TO CONSTRUCT ITS nest, the common tailorbird (Orthotomus sutorius) uses its delicate beak to stitch together leaves in exactly the same way we humans would if given a needle and thread.

Found throughout South and Southeast Asia, including in Indonesia, Thailand, and Vietnam, this little songbird gathers plant fibres and spider’s web, which it threads through perfectly placed holes in the edges of large leaves.

It pulls these threads tight to create a deep cradle, and inside that, it packs in a cosy nest of grass and down. If you’re a fan of the Jungle Book, you’ll remember Darzee was a tailorbird.

Here’s ornithologist John Gould’s illustration of the nest:

The tailorbird is so good at what it does, it knows to create the tiniest of holes in the edges of the leaves so it doesn’t wither and brown. This is important, because keeping its cradle looking the same as all the leaves around it is how the tailorbird camouflages itself and its young.

Watch it in action here, it’s kind of mind-boggling:

The common tailorbird belongs to the tailorbird genus, which includes 13 species, many of which have ruddy crowns and pretty green or yellow plumage.

One of the most recently identified species is the Cambodian tailorbird (Orthotomus chaktomuk), which was discovered in 2009 during routine checks for avian flu in Cambodia’s capital, Phnom Penh.

If we take this full circle and back to your new quarantine hobbies, you could knit nests of your own for rescue birds, particularly those in areas that have been affected by bushfires.

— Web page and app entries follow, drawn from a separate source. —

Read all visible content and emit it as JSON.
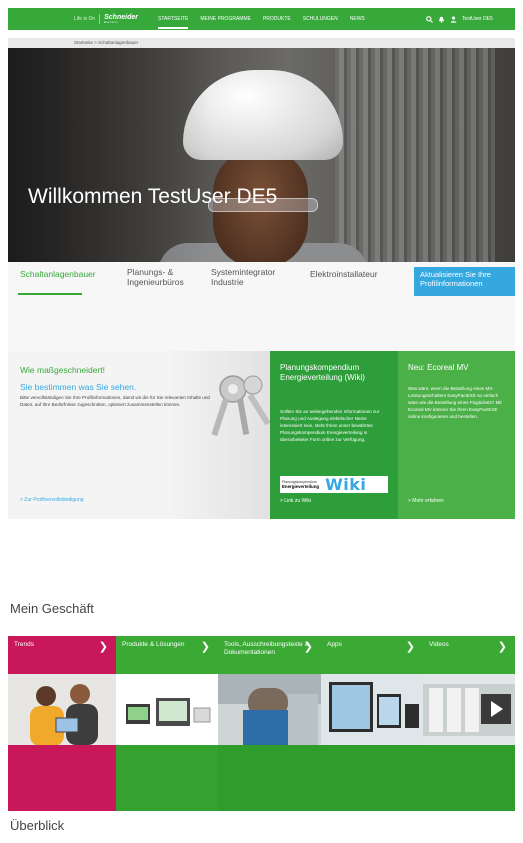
{
  "topnav": {
    "tagline": "Life is On",
    "logo": "Schneider",
    "logo_sub": "Electric",
    "links": [
      {
        "label": "STARTSEITE",
        "active": true
      },
      {
        "label": "MEINE PROGRAMME",
        "active": false
      },
      {
        "label": "PRODUKTE",
        "active": false
      },
      {
        "label": "SCHULUNGEN",
        "active": false
      },
      {
        "label": "NEWS",
        "active": false
      }
    ],
    "user_label": "TestUser DE5",
    "icons": [
      "search-icon",
      "bell-icon",
      "user-icon"
    ]
  },
  "breadcrumb": {
    "text": "Startseite > Schaltanlagenbauer"
  },
  "hero": {
    "welcome": "Willkommen TestUser DE5"
  },
  "tabs": {
    "items": [
      {
        "label": "Schaltanlagenbauer",
        "active": true
      },
      {
        "label": "Planungs- & Ingenieurbüros",
        "active": false
      },
      {
        "label": "Systemintegrator Industrie",
        "active": false
      },
      {
        "label": "Elektroinstallateur",
        "active": false
      }
    ],
    "update_button": "Aktualisieren Sie Ihre Profilinformationen"
  },
  "promo": {
    "heading": "Wie maßgeschneidert!",
    "subheading": "Sie bestimmen was Sie sehen.",
    "body": "Bitte vervollständigen Sie Ihre Profilinformationen, damit wir die für Sie relevanten Inhalte und Daten, auf Ihre Bedürfnisse zugeschnitten, optimiert zusammenstellen können.",
    "link": "> Zur Profilvervollständigung"
  },
  "wiki": {
    "title": "Planungskompendium Energieverteilung (Wiki)",
    "body": "Sollten Sie an weitergehenden Informationen zur Planung und Auslegung elektrischer Netze interessiert sein, steht Ihnen unser bewährtes Planungskompendium Energieverteilung in überarbeiteter Form online zur Verfügung.",
    "logo_small": "Planungskompendium",
    "logo_bold": "Energieverteilung",
    "logo_word": "Wiki",
    "link": "> Link zu Wiki"
  },
  "ecoreal": {
    "title": "Neu: Ecoreal MV",
    "body": "Was wäre, wenn die Bestellung eines MS-Leistungsschalters EasyPactEXE so einfach wäre wie die Bestellung eines Flugtickets? Mit Ecoreal MV können Sie Ihren EasyPactEXE online konfigurieren und bestellen.",
    "link": "> Mehr erfahren"
  },
  "mein_geschaeft": {
    "title": "Mein Geschäft",
    "categories": [
      {
        "label": "Trends",
        "color": "#c8185a"
      },
      {
        "label": "Produkte & Lösungen",
        "color": "#3aaa35"
      },
      {
        "label": "Tools, Ausschreibungstexte & Dokumentationen",
        "color": "#3aaa35"
      },
      {
        "label": "Apps",
        "color": "#3aaa35"
      },
      {
        "label": "Videos",
        "color": "#3aaa35"
      }
    ]
  },
  "ueberblick": {
    "title": "Überblick"
  },
  "colors": {
    "brand_green": "#37a83a",
    "accent_blue": "#36a8e0",
    "trends_magenta": "#c8185a"
  }
}
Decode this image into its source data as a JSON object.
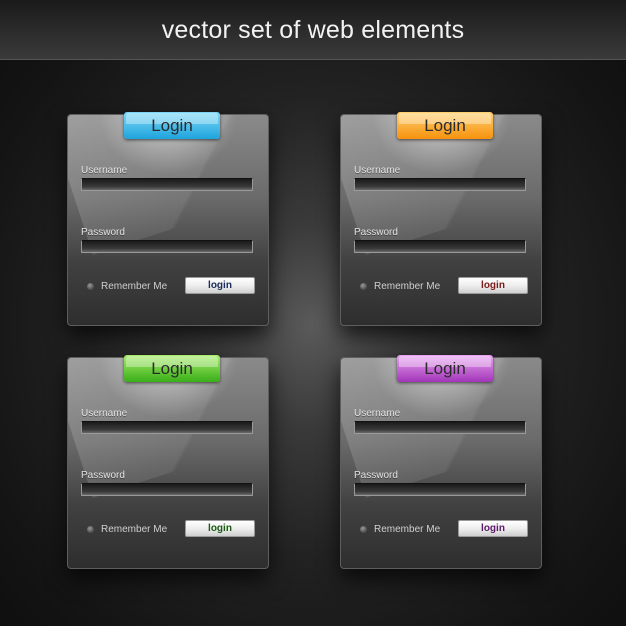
{
  "header": {
    "title": "vector set of web elements"
  },
  "panels": [
    {
      "id": "blue",
      "tab_label": "Login",
      "tab_color_top": "#7ed8f8",
      "tab_color_bottom": "#1ea3dc",
      "username_label": "Username",
      "password_label": "Password",
      "remember_label": "Remember Me",
      "button_label": "login",
      "button_text_color": "#1a2a5a"
    },
    {
      "id": "orange",
      "tab_label": "Login",
      "tab_color_top": "#ffd070",
      "tab_color_bottom": "#f7920e",
      "username_label": "Username",
      "password_label": "Password",
      "remember_label": "Remember Me",
      "button_label": "login",
      "button_text_color": "#7a1a1a"
    },
    {
      "id": "green",
      "tab_label": "Login",
      "tab_color_top": "#a8ec6a",
      "tab_color_bottom": "#3aae18",
      "username_label": "Username",
      "password_label": "Password",
      "remember_label": "Remember Me",
      "button_label": "login",
      "button_text_color": "#1a5a12"
    },
    {
      "id": "purple",
      "tab_label": "Login",
      "tab_color_top": "#e9a4f2",
      "tab_color_bottom": "#a235b8",
      "username_label": "Username",
      "password_label": "Password",
      "remember_label": "Remember Me",
      "button_label": "login",
      "button_text_color": "#5a1a6a"
    }
  ]
}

Here’s a video showing you how to do it, but make sure you contact Wires first to see where the nests are most needed: